The image you see above was originally published on Reddit. Although the user soon deleted their account, it didn't stop the photograph from spreading across the internet.
When combined with the silver wind deflector component, seen in the far left of the photo, the spied truck looks very similar to the one teased (below) by Elon Musk, Tesla's CEO, at a TED talk in Vancouver, Canada, earlier this year.
Little is known for certain about the Tesla Semi truck, apart from the fact it'll be fully electric. According to a recent report by Reuters, the truck will have self-driving technology and the ability to travel in a platoon.
Earlier, a trucking executive told Reuters he had been informed the truck would have a range of between 320 and 480 kilometres (200 to 300 miles).
The truck would feature a "day cab" with no sleeping facilities on board.
Meanwhile, the Tesla Model 3, the company's latest and most affordable car, is rolling off the line at a slower rate than predicted by Tesla's outspoken boss.
Earlier this week, the company confirmed it had only produced 220 Model 3 sedans during the third quarter of 2017. That's well below the 100 Musk predicted the company would make in August, and the 1500 estimated for September.
He did acknowledge, though, at the car's launch the company would go "through hell" during the early phase of Model 3's production cycle, as Tesla ramped up from producing around 100,000 cars per year to over half a million.
In a statement, the company said it had encountered "production bottlenecks", but wanted to emphasise there are "no fundamental issues with the Model 3 production or supply chain" and it understands "what needs to be fixed and ... [is] confident of addressing the manufacturing bottleneck issues in the near-term".

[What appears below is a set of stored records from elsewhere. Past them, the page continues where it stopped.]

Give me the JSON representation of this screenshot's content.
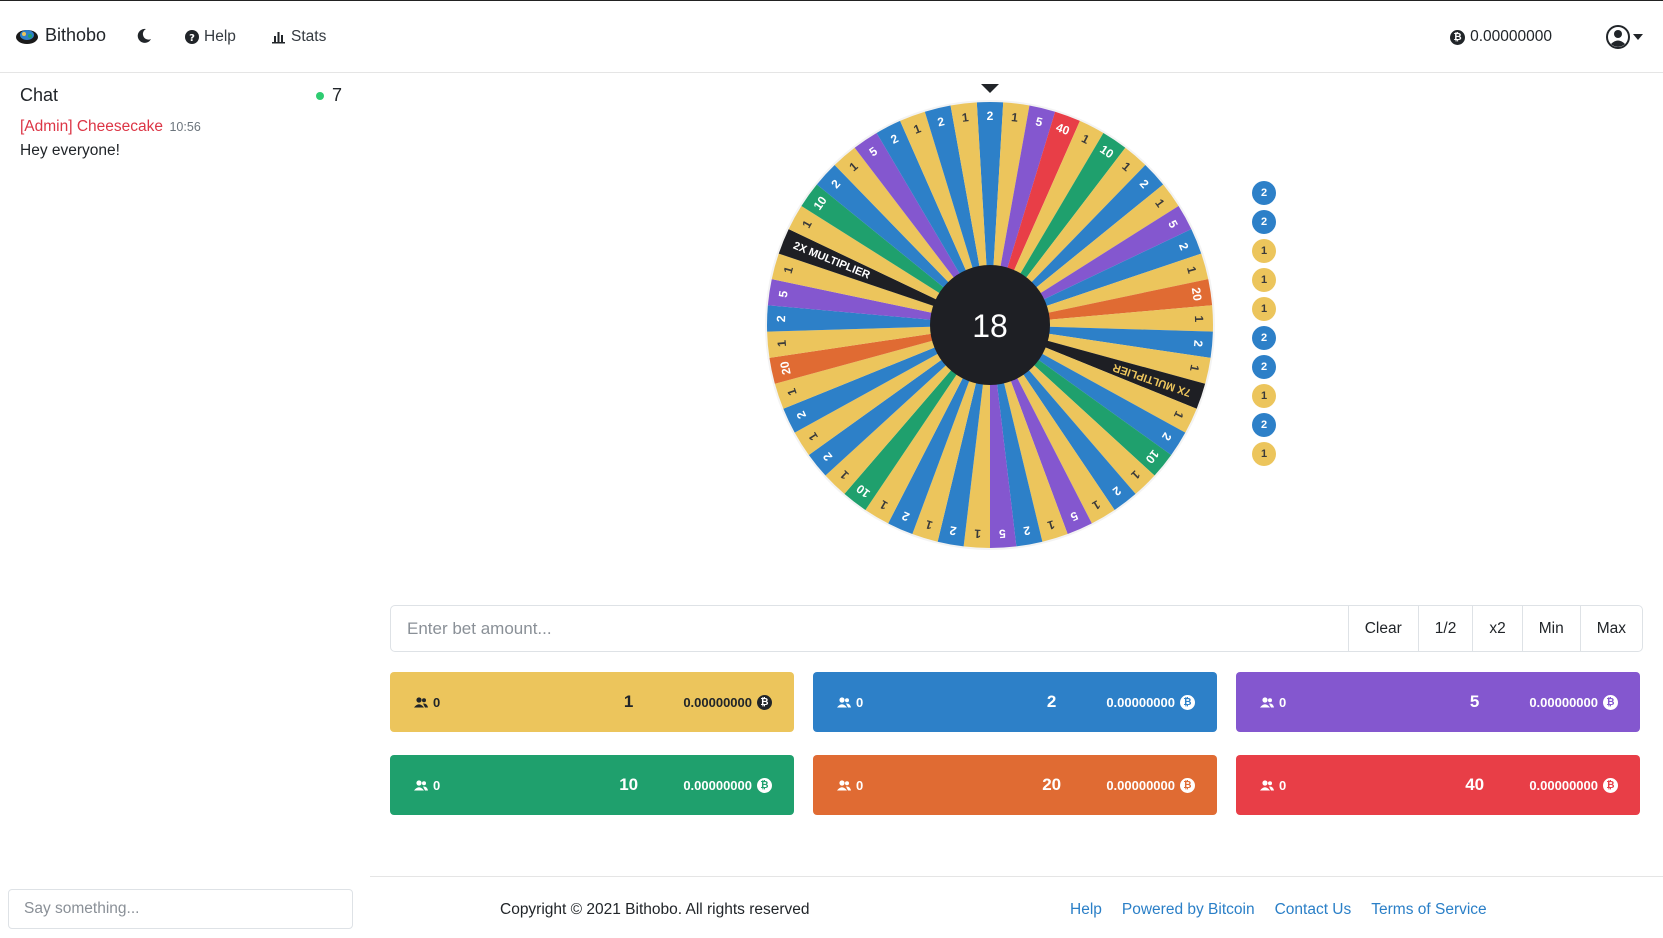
{
  "navbar": {
    "brand": "Bithobo",
    "help": "Help",
    "stats": "Stats",
    "balance": "0.00000000"
  },
  "chat": {
    "title": "Chat",
    "online_count": "7",
    "messages": [
      {
        "author": "[Admin] Cheesecake",
        "time": "10:56",
        "text": "Hey everyone!"
      }
    ],
    "input_placeholder": "Say something..."
  },
  "wheel": {
    "center_value": "18",
    "colors": {
      "1": "#ecc55c",
      "2": "#2d80c8",
      "5": "#8457cf",
      "10": "#1fa06d",
      "20": "#e06b33",
      "40": "#e83e47",
      "2X MULTIPLIER": "#1e1f24",
      "7X MULTIPLIER": "#1e1f24"
    },
    "segments": [
      "2",
      "1",
      "5",
      "40",
      "1",
      "10",
      "1",
      "2",
      "1",
      "5",
      "2",
      "1",
      "20",
      "1",
      "2",
      "1",
      "7X MULTIPLIER",
      "1",
      "2",
      "10",
      "1",
      "2",
      "1",
      "5",
      "1",
      "2",
      "5",
      "1",
      "2",
      "1",
      "2",
      "1",
      "10",
      "1",
      "2",
      "1",
      "2",
      "1",
      "20",
      "1",
      "2",
      "5",
      "1",
      "2X MULTIPLIER",
      "1",
      "10",
      "2",
      "1",
      "5",
      "2",
      "1",
      "2",
      "1"
    ]
  },
  "history": [
    "2",
    "2",
    "1",
    "1",
    "1",
    "2",
    "2",
    "1",
    "2",
    "1"
  ],
  "bet": {
    "placeholder": "Enter bet amount...",
    "buttons": [
      "Clear",
      "1/2",
      "x2",
      "Min",
      "Max"
    ]
  },
  "tiles": [
    {
      "players": "0",
      "multiplier": "1",
      "amount": "0.00000000",
      "color": "#ecc55c"
    },
    {
      "players": "0",
      "multiplier": "2",
      "amount": "0.00000000",
      "color": "#2d80c8"
    },
    {
      "players": "0",
      "multiplier": "5",
      "amount": "0.00000000",
      "color": "#8457cf"
    },
    {
      "players": "0",
      "multiplier": "10",
      "amount": "0.00000000",
      "color": "#1fa06d"
    },
    {
      "players": "0",
      "multiplier": "20",
      "amount": "0.00000000",
      "color": "#e06b33"
    },
    {
      "players": "0",
      "multiplier": "40",
      "amount": "0.00000000",
      "color": "#e83e47"
    }
  ],
  "footer": {
    "copyright": "Copyright © 2021 Bithobo. All rights reserved",
    "links": [
      "Help",
      "Powered by Bitcoin",
      "Contact Us",
      "Terms of Service"
    ]
  }
}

If things aren't sorted out soon, Tesla seems unlikely to reach its CEO's target of 10,000 Model 3s per month by December this year. The original target was for 20,000 per month by the end of 2017.